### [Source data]
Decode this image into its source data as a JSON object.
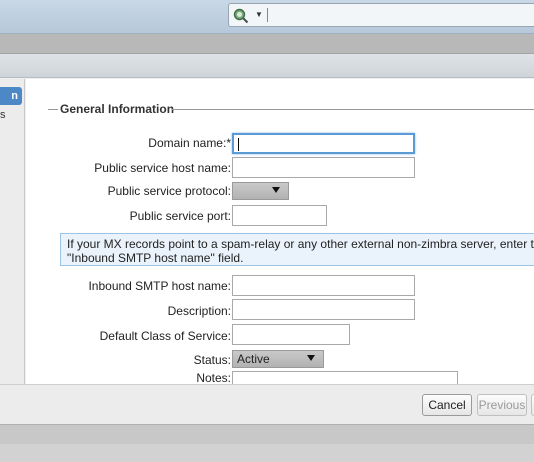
{
  "toolbar": {
    "search_icon": "search-icon",
    "dropdown_caret": "▼"
  },
  "nav": {
    "selected_item": "n",
    "item2": "s"
  },
  "form": {
    "legend": "General Information",
    "domain_name_label": "Domain name:*",
    "domain_name_value": "",
    "public_host_label": "Public service host name:",
    "public_host_value": "",
    "public_protocol_label": "Public service protocol:",
    "public_protocol_value": "",
    "public_port_label": "Public service port:",
    "public_port_value": "",
    "info_line1": "If your MX records point to a spam-relay or any other external non-zimbra server, enter the name of",
    "info_line2": "\"Inbound SMTP host name\" field.",
    "inbound_smtp_label": "Inbound SMTP host name:",
    "inbound_smtp_value": "",
    "description_label": "Description:",
    "description_value": "",
    "default_cos_label": "Default Class of Service:",
    "default_cos_value": "",
    "status_label": "Status:",
    "status_value": "Active",
    "notes_label": "Notes:",
    "notes_value": ""
  },
  "footer": {
    "cancel_label": "Cancel",
    "previous_label": "Previous"
  },
  "colors": {
    "accent": "#4d88c6",
    "focus": "#5b9bd5",
    "info_bg": "#eaf3fb"
  }
}
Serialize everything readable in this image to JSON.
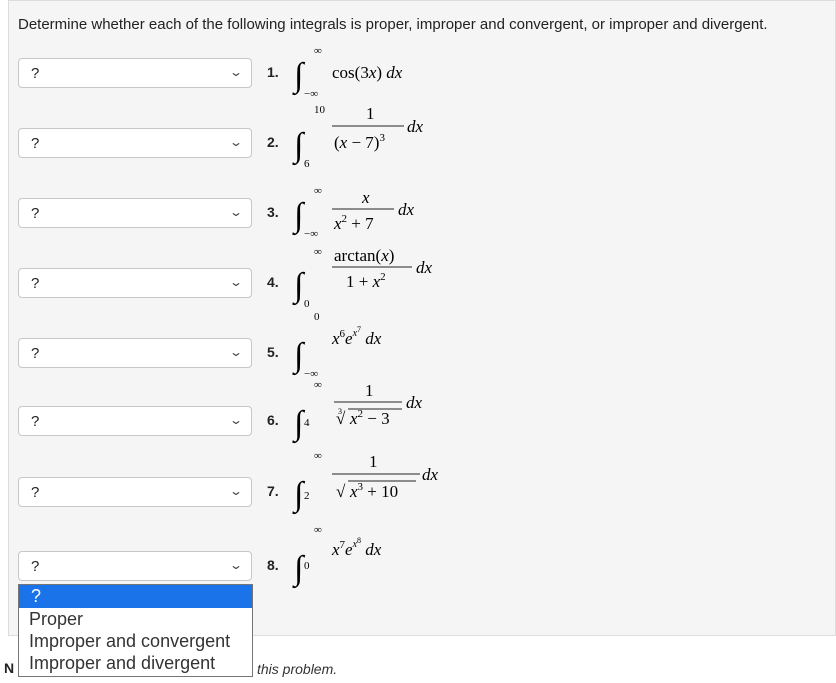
{
  "instructions": "Determine whether each of the following integrals is proper, improper and convergent, or improper and divergent.",
  "problems": [
    {
      "number": "1.",
      "answer": "?",
      "lower": "−∞",
      "upper": "∞",
      "integrand": "cos(3x) dx"
    },
    {
      "number": "2.",
      "answer": "?",
      "lower": "6",
      "upper": "10",
      "integrand": "1 / (x − 7)³ dx"
    },
    {
      "number": "3.",
      "answer": "?",
      "lower": "−∞",
      "upper": "∞",
      "integrand": "x / (x² + 7) dx"
    },
    {
      "number": "4.",
      "answer": "?",
      "lower": "0",
      "upper": "∞",
      "integrand": "arctan(x) / (1 + x²) dx"
    },
    {
      "number": "5.",
      "answer": "?",
      "lower": "−∞",
      "upper": "0",
      "integrand": "x⁶ e^(x⁷) dx"
    },
    {
      "number": "6.",
      "answer": "?",
      "lower": "4",
      "upper": "∞",
      "integrand": "1 / ∛(x² − 3) dx"
    },
    {
      "number": "7.",
      "answer": "?",
      "lower": "2",
      "upper": "∞",
      "integrand": "1 / √(x³ + 10) dx"
    },
    {
      "number": "8.",
      "answer": "?",
      "lower": "0",
      "upper": "∞",
      "integrand": "x⁷ e^(x⁸) dx"
    }
  ],
  "dropdown_options": [
    "?",
    "Proper",
    "Improper and convergent",
    "Improper and divergent"
  ],
  "footer": {
    "left": "N",
    "text": "this problem."
  },
  "colors": {
    "highlight": "#1a73e8",
    "panel": "#f5f5f5"
  }
}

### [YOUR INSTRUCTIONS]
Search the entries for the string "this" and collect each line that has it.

### [SOLUTION]
Decode this image into its source data as a JSON object.
Serialize everything readable in this image to JSON.
    "text": "this problem."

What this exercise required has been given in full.